Affordability, accessibility, and higher quality – these are the primary goals of the 2017 Digital Health Tools Symposium. The people behind the success of the event made sure that all participants, including stakeholders, researchers, and practitioners, among others, would be able to learn from each other contribution of knowledge and expertise. The said event lasted for two days, and speakers encouraged the participants to ask questions and interact so that the knowledge gap is decreased and there is an opportunity for novice and amateurs to collaborate for the improvement of health care.
In relation to this, here are some innovations that can help improve our healthcare system.

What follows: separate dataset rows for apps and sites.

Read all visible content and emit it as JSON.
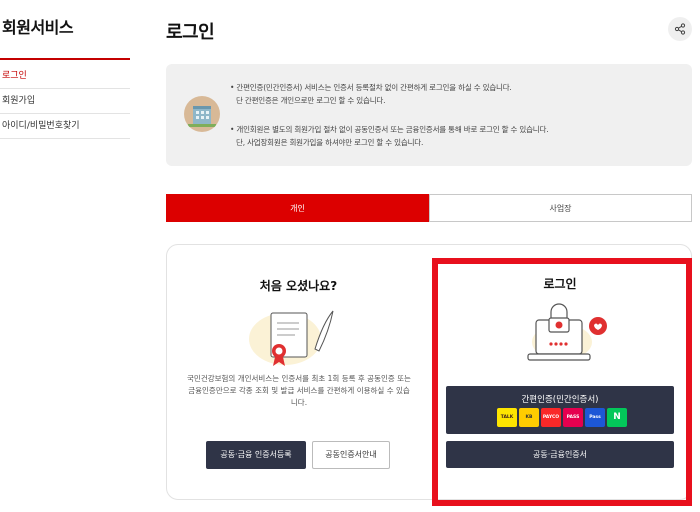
{
  "sidebar": {
    "title": "회원서비스",
    "items": [
      {
        "label": "로그인"
      },
      {
        "label": "회원가입"
      },
      {
        "label": "아이디/비밀번호찾기"
      }
    ]
  },
  "header": {
    "title": "로그인",
    "share_icon": "share-icon"
  },
  "info": {
    "lines": [
      "• 간편인증(민간인증서) 서비스는 인증서 등록절차 없이 간편하게 로그인을 하실 수 있습니다.",
      "단 간편인증은 개인으로만 로그인 할 수 있습니다.",
      "• 개인회원은 별도의 회원가입 절차 없이 공동인증서 또는 금융인증서를 통해 바로 로그인 할 수 있습니다.",
      "단, 사업장회원은 회원가입을 하셔야만 로그인 할 수 있습니다."
    ]
  },
  "tabs": [
    {
      "label": "개인",
      "active": true
    },
    {
      "label": "사업장",
      "active": false
    }
  ],
  "new_user": {
    "title": "처음 오셨나요?",
    "description": "국민건강보험의 개인서비스는 인증서를 최초 1회 등록 후 공동인증 또는 금융인증만으로 각종 조회 및 발급 서비스를 간편하게 이용하실 수 있습니다.",
    "register_button": "공동·금융 인증서등록",
    "guide_button": "공동인증서안내"
  },
  "login": {
    "title": "로그인",
    "simple_auth_button": "간편인증(민간인증서)",
    "cert_providers": [
      {
        "label": "TALK",
        "bg": "#fee500",
        "fg": "#3a1d1d"
      },
      {
        "label": "KB",
        "bg": "#ffcc00",
        "fg": "#333333"
      },
      {
        "label": "PAYCO",
        "bg": "#fa2828",
        "fg": "#ffffff"
      },
      {
        "label": "PASS",
        "bg": "#e5004f",
        "fg": "#ffffff"
      },
      {
        "label": "Pass",
        "bg": "#1d57d6",
        "fg": "#ffffff"
      },
      {
        "label": "N",
        "bg": "#03c75a",
        "fg": "#ffffff"
      }
    ],
    "fin_cert_button": "공동·금융인증서"
  },
  "colors": {
    "brand_red": "#dc0000",
    "highlight": "#e8101d",
    "button_dark": "#2f3447"
  }
}
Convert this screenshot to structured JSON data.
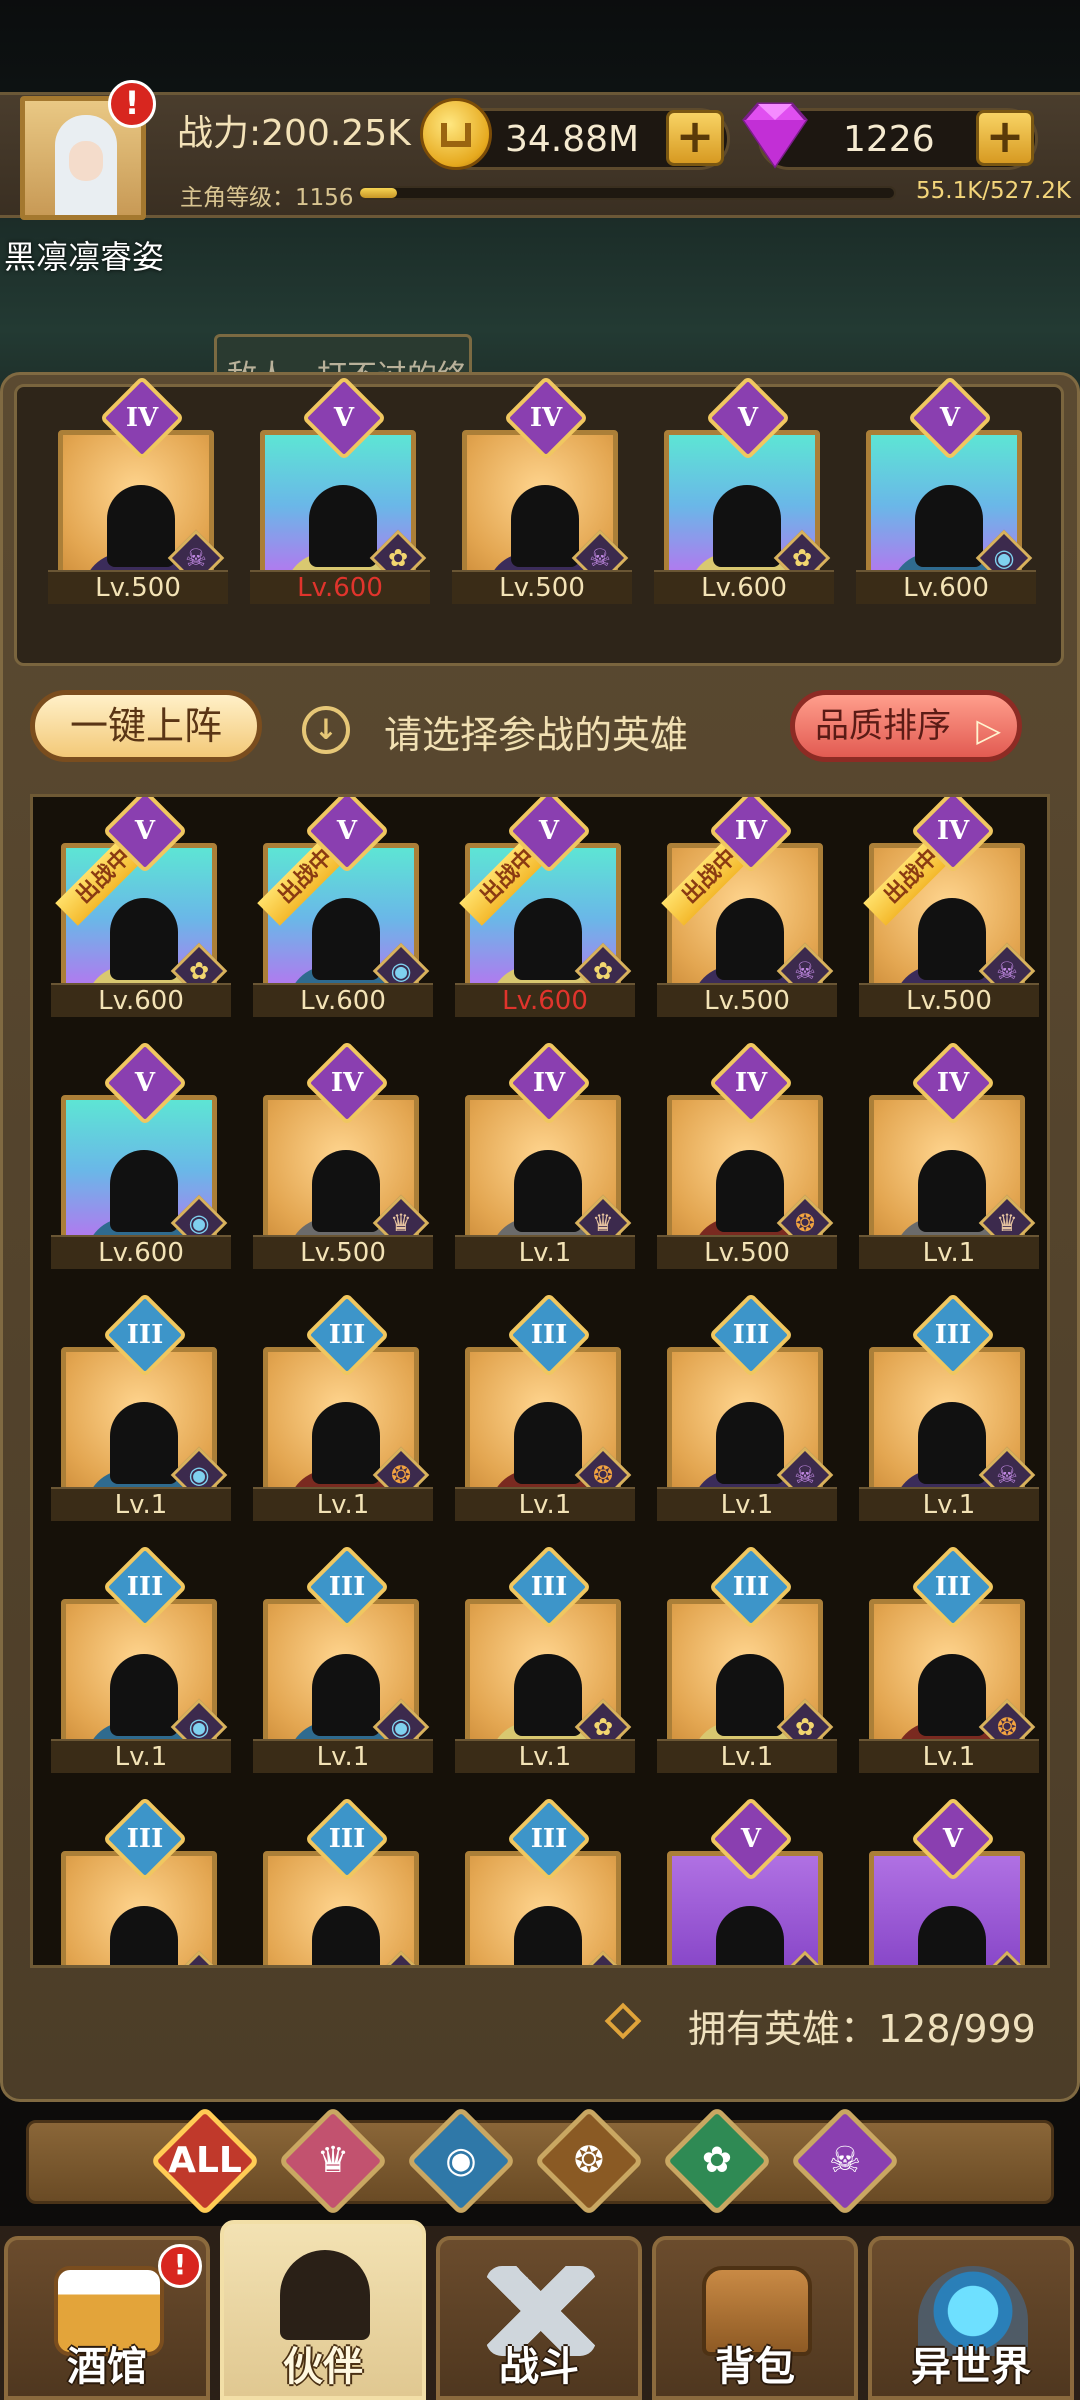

Drones Utilized For Sending Medical Supplies. The trial program, Flight Forward, has been discreetly delivering medications and pertinent tissue or blood samples to other hospitals. Because it succeeded, it has been recommended by 20 other hospitals around America for the next two years. Undoubtedly, Drone delivery of medical supplies will be one of the most significant health care innovations in history.
Diabetes Cure Through Stem Cell Therapy. When you have diabetes, it will be like therapy all over again, plus the incorporation of a healthy eating lifestyle. By using stem cells, Doug Melton, the innovator, created some type of replacement cells that can produce insulin in the body. This particularly rose the interest and the hope of the people, and eventually, it was sold for $950 million. Some say that if this is heaven-sent for people with diabetes, as soon people with diabetes will be able to eat and drink like those don’t have diabetes and there’s be no increased sugar levels.
Global BioBank. The 54-gene was developed to provide a resource of genetic material in the African continent. This is because clinical trials and studies are mostly targeted to the Caucasian groups, thus placing a blind spot in the research of drugs worldwide. Soon, medicines will be made based on African people’s DNA, thus creating equity drug development and research.